Today I am retrospective, today I am melancholy. Today I am listening to 'Kangaru' by GURU GURU. I managed to pick up a clean copy on Thursday night after years of looking for one at a reasonable price. It starts well, 'Oxymoron' the opener brings to mind TORTOISE, a healthy sounding slide guitar gives way to some nice Krautrock wanderings. The second track is a winner as well as long as you can forgive the frustrating fairground ride sounding guitar solo. Track one side 2 and GURU GURU are HAWKWIND. Nice effect on the voice, kind of an echo, obvious guitar but a nice repetitive chug that ensures simplicity wins out to the noodling that is always just around the corner. 'Baby Cake Walk' turns into the albums closer 'Oooma Gooma' and it's back to a more comfortable tempo, nice bit of repetition and some piano. Four songs is a perfect length for an album. It ensures the tracks are substantial but not over-baring...

'Kanguru' is a good album, I enjoyed listening to it... But has it enriched my life? Has it provided me with a glimmering knowledge that will allow me to now see every day events with a wisdom that was not there previously? Seriously, I have no fucking idea.

Friday, May 15, 2009


This was i suppose my first ever record shop. I have memories of others: Record departments in Woolworths, Littlewoods, Top Shop in London even. But I am almost adament that this was my first one. The beginning of a sad obsession, the start of a beautiful distraction that would see me through the hardest of times and the reason that every time I move house the words 'logistical nightmare' are thrown around by whomever I discuss it with. In retrospect Hudson's was something of a life line and without it I might have ended up 'football' or tractor crazy spending all of my money on die-cast scale model's of early John Deere farm rigs. This place is at least partially to thank for me being here, right now and writing this...

I didn't buy my first record from here, that came from a weird pickwick-esque swivel stand on some indoor market, (Belle Stars - Sign of the Times 7inch) but pretty much everything I bought after that for a few years came from either Hudsons, Planet X or the market. (Planet X deserves an entire webpage and I will sooner or later at least do it the justice of including it here)

Hudsons in Chesterfield has been there forever. It rememebers the 60's. It probably remembers two world wars... fuck it, it probably remembers the civil war.

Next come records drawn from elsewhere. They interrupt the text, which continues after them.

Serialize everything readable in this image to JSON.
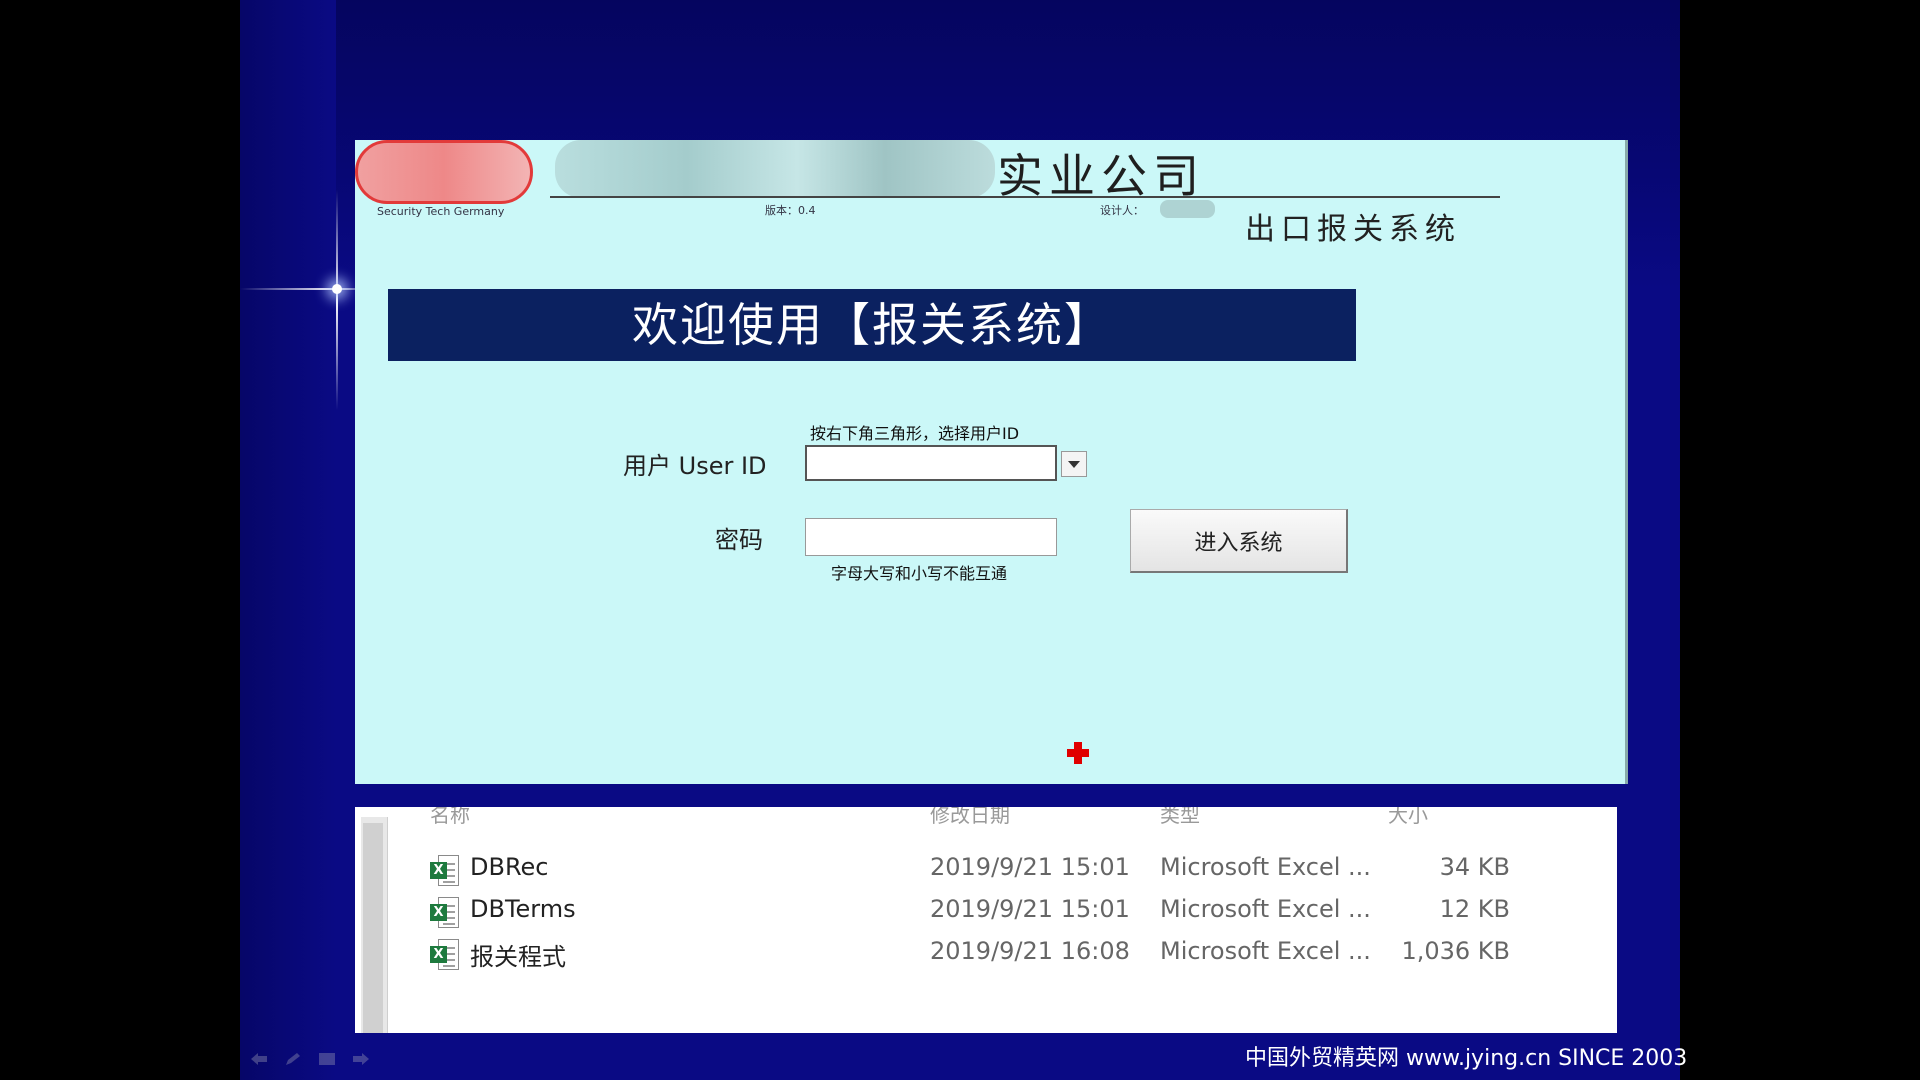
{
  "app": {
    "logo_subtitle": "Security Tech Germany",
    "company_suffix": "实业公司",
    "version_label": "版本：0.4",
    "designer_label": "设计人：",
    "system_subtitle": "出口报关系统",
    "welcome_banner": "欢迎使用【报关系统】"
  },
  "login": {
    "user_hint": "按右下角三角形，选择用户ID",
    "user_label": "用户 User ID",
    "user_value": "",
    "password_label": "密码",
    "password_value": "",
    "password_hint": "字母大写和小写不能互通",
    "enter_button": "进入系统"
  },
  "explorer": {
    "columns": [
      "名称",
      "修改日期",
      "类型",
      "大小"
    ],
    "files": [
      {
        "name": "DBRec",
        "modified": "2019/9/21 15:01",
        "type": "Microsoft Excel ...",
        "size": "34 KB"
      },
      {
        "name": "DBTerms",
        "modified": "2019/9/21 15:01",
        "type": "Microsoft Excel ...",
        "size": "12 KB"
      },
      {
        "name": "报关程式",
        "modified": "2019/9/21 16:08",
        "type": "Microsoft Excel ...",
        "size": "1,036 KB"
      }
    ]
  },
  "footer": {
    "watermark": "中国外贸精英网 www.jying.cn  SINCE 2003"
  },
  "colors": {
    "slide_background": "#0a0a84",
    "app_background": "#cbf8f8",
    "banner_background": "#0b2160",
    "excel_green": "#1e7a3e",
    "cursor_red": "#e00000"
  },
  "icons": {
    "file_icon": "excel-file-icon",
    "dropdown": "dropdown-triangle-icon",
    "cursor": "red-cross-cursor-icon"
  }
}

For me it will forever be defined by the awesome and slightly see through yellow 13inch bags with the black Hudsons logo on them. In later years I used to play 'name that record' through the piss like hue that masked the album inside.

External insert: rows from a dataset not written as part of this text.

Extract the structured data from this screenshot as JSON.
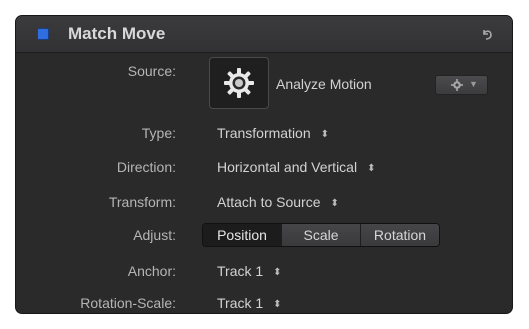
{
  "header": {
    "title": "Match Move",
    "checkbox_color": "#2f6ee0"
  },
  "source": {
    "label": "Source:",
    "button_label": "Analyze Motion",
    "icon": "gear-icon"
  },
  "type": {
    "label": "Type:",
    "value": "Transformation"
  },
  "direction": {
    "label": "Direction:",
    "value": "Horizontal and Vertical"
  },
  "transform": {
    "label": "Transform:",
    "value": "Attach to Source"
  },
  "adjust": {
    "label": "Adjust:",
    "options": [
      "Position",
      "Scale",
      "Rotation"
    ],
    "selected": "Position"
  },
  "anchor": {
    "label": "Anchor:",
    "value": "Track 1"
  },
  "rotation_scale": {
    "label": "Rotation-Scale:",
    "value": "Track 1"
  }
}
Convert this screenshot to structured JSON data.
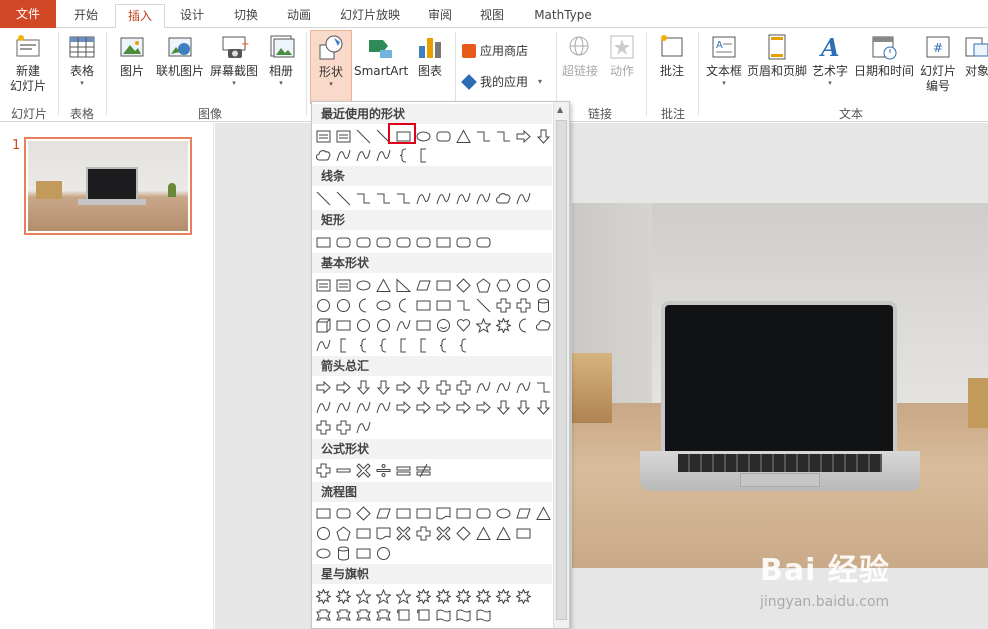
{
  "tabs": [
    "文件",
    "开始",
    "插入",
    "设计",
    "切换",
    "动画",
    "幻灯片放映",
    "审阅",
    "视图",
    "MathType"
  ],
  "ribbon": {
    "new_slide": "新建\n幻灯片",
    "table": "表格",
    "picture": "图片",
    "online_picture": "联机图片",
    "screenshot": "屏幕截图",
    "album": "相册",
    "shapes": "形状",
    "smartart": "SmartArt",
    "chart": "图表",
    "app_store": "应用商店",
    "my_apps": "我的应用",
    "hyperlink": "超链接",
    "action": "动作",
    "comment": "批注",
    "textbox": "文本框",
    "header_footer": "页眉和页脚",
    "wordart": "艺术字",
    "date_time": "日期和时间",
    "slide_number": "幻灯片\n编号",
    "object": "对象",
    "groups": {
      "slides": "幻灯片",
      "tables": "表格",
      "images": "图像",
      "links": "链接",
      "comments": "批注",
      "text": "文本"
    }
  },
  "slide_pane": {
    "slide_number": "1"
  },
  "shapes_dropdown": {
    "categories": [
      "最近使用的形状",
      "线条",
      "矩形",
      "基本形状",
      "箭头总汇",
      "公式形状",
      "流程图",
      "星与旗帜"
    ]
  },
  "watermark": {
    "main": "Bai 经验",
    "url": "jingyan.baidu.com"
  },
  "colors": {
    "file_tab": "#d24726",
    "active_tab_text": "#c43e1c",
    "selection_outline": "#e0001b"
  }
}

Even now years later I remember the staff that I used to annoy with my ridiculous requests, the once everyday records that filled the racks, some of which I would gladly fill my time machine with as and when it gets built. 5.99 an album, doubles 7.99, Japanese imports 14.99. There was the girl I always had a crush on who only seemed to work weekends, I used to try and impress her by bringing random hip US indie to the counter. Keith the owner, a deadpan local with a radio voice: I remember him giving Our Price Records a lengthy berating the week it opened a few doors down. His daughter worked there too, don't remember her name but I do recall her putting things aside for me, metal things, Motley Crue things.

This little shop saw me buy Now That's What I call Music 2 (The first one came from Martin's now John Menzies), It saw me through my metal years, my stint as a wanna be white rap-singer, my US indie years.

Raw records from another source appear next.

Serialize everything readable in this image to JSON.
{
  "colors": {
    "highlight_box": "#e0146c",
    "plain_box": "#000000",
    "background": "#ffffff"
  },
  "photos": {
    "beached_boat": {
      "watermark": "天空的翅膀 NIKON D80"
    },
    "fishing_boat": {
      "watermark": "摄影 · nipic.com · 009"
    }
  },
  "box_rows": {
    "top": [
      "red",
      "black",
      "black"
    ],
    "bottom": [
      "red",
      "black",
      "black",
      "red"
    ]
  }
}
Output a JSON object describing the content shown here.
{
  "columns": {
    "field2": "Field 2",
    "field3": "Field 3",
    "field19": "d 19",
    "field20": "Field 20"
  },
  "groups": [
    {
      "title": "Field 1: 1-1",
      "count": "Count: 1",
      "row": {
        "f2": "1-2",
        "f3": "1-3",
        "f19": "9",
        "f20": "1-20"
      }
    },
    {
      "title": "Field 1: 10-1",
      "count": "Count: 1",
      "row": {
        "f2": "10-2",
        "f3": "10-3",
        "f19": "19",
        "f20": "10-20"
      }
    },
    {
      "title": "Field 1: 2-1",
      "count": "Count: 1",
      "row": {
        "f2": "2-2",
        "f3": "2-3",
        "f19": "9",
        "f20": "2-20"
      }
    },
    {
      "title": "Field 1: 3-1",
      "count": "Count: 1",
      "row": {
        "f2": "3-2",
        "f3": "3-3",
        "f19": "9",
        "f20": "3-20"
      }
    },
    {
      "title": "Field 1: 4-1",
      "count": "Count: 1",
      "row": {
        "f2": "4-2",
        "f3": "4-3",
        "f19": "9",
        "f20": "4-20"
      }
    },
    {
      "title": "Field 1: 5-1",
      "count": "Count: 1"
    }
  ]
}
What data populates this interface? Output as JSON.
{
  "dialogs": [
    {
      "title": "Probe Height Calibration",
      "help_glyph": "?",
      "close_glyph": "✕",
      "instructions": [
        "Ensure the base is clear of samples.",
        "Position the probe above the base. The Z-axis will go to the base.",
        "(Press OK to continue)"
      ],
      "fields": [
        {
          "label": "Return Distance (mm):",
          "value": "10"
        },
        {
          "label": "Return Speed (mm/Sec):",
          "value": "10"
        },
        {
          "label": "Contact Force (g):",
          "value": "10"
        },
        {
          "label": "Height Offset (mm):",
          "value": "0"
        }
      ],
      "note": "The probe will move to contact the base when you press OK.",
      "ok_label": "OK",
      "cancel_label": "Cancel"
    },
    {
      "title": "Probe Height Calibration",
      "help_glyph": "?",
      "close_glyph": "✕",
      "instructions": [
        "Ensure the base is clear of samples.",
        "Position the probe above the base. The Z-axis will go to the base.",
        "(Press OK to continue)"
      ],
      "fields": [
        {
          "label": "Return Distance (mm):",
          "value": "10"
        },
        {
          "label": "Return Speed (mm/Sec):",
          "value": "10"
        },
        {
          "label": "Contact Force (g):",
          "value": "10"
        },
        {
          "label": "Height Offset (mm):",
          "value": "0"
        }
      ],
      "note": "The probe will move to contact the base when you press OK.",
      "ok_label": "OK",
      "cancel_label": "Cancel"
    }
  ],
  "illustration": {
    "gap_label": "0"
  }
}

Today it's something of a compramise, one that the current climate has seen as necessary. Half of it is musical instruments the other half CDs and the tiniest of corners reserved for the stores former main stay. back in 1983 it was a shop of two halves, a shop of two doorways, one for the vinly boys and another for the more technologically advanced... the cassette lover. over time, the cassette side made way to cds, then dvds and now, now I have absolutely no idea as I couldn't bring myself to go in. I don't know if it was the explosion of memories waiting for me inside or that I feared being recognised and having to summarise the past twenty or so years, whatever it was that glued my feet to the cobblestone pavement it wasn't letting me inside that shop. The best I could do was take this picture as proof that I didn't dream the entire thing.